Dataset rows describing interfaces:
---
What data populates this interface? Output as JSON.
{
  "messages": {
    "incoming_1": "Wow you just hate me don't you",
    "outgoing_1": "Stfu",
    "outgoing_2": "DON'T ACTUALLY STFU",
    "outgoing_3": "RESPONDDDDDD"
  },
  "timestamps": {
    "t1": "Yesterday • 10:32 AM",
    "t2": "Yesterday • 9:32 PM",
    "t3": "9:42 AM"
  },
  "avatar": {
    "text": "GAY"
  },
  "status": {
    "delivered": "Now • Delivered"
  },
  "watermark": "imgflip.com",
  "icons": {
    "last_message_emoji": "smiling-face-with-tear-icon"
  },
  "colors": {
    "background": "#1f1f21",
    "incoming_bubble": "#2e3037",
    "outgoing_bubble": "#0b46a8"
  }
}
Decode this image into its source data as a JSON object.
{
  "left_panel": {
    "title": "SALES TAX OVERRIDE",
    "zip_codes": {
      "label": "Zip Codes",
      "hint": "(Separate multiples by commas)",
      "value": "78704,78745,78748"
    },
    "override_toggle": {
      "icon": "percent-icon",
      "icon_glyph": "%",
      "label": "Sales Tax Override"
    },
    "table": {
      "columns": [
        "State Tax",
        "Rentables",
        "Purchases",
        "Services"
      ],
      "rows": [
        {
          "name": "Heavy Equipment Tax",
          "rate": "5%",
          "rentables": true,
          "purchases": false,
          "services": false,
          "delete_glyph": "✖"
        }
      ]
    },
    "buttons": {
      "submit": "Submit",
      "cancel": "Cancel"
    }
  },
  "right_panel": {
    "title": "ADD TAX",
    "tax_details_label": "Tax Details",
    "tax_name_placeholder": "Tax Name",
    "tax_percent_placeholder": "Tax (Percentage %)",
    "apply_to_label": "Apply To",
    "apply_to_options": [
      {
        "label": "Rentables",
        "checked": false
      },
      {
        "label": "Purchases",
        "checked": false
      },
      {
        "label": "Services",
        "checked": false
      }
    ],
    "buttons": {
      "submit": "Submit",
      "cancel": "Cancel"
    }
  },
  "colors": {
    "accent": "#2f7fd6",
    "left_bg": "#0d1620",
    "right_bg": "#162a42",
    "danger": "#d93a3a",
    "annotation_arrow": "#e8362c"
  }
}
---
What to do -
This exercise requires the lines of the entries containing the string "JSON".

Task answer -
What data populates this interface? Output as JSON.
Decode this image into its source data as a JSON object.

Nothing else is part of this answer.